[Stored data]
* * * *
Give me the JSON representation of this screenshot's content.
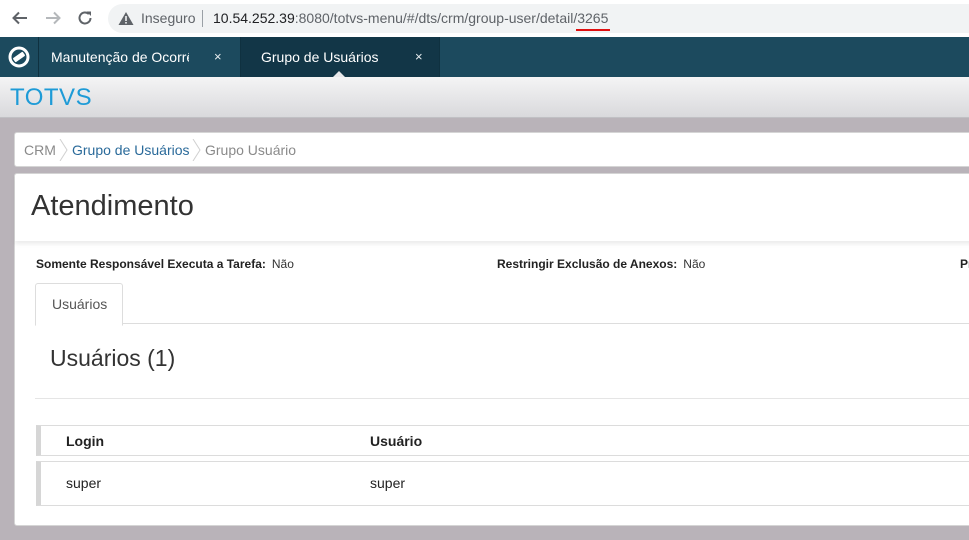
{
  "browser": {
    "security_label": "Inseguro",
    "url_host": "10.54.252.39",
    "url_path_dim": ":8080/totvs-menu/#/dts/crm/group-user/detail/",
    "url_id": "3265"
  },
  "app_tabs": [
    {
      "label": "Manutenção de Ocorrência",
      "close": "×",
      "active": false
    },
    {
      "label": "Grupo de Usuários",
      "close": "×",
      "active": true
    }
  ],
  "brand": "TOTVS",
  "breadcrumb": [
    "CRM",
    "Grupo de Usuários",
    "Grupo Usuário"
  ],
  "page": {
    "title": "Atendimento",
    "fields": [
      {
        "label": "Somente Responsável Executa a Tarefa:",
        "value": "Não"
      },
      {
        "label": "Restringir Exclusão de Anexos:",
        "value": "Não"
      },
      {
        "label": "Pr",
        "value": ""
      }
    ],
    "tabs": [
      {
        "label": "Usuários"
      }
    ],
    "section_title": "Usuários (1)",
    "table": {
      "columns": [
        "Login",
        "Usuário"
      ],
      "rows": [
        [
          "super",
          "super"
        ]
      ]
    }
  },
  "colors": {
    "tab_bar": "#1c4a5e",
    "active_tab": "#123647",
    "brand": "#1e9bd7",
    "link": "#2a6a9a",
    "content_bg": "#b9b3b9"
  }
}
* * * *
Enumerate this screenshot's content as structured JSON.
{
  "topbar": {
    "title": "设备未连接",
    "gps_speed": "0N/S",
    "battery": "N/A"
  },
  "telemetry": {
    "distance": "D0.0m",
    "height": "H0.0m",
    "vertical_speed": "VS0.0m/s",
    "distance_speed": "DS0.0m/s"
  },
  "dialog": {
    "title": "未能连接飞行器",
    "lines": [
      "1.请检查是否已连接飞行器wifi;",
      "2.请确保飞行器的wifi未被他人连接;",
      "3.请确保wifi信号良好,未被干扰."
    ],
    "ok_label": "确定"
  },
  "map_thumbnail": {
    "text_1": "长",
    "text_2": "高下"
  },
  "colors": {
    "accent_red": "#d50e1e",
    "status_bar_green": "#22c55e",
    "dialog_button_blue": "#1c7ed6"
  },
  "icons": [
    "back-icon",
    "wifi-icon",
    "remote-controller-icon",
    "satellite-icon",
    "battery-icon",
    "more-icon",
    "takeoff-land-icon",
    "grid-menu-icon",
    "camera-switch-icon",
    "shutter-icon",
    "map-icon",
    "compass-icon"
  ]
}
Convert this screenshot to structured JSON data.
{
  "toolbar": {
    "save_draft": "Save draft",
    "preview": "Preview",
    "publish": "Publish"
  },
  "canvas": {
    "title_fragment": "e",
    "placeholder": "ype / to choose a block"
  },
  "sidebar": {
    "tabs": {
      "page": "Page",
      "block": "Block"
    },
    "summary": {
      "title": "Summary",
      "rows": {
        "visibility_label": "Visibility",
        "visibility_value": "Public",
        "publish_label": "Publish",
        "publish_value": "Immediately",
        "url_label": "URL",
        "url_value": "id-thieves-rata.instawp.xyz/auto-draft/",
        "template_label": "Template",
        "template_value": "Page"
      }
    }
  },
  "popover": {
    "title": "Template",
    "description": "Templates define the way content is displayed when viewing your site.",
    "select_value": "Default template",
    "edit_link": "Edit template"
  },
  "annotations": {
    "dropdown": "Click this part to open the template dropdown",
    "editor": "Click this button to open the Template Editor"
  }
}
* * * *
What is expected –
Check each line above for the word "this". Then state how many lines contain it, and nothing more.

Finished task –
5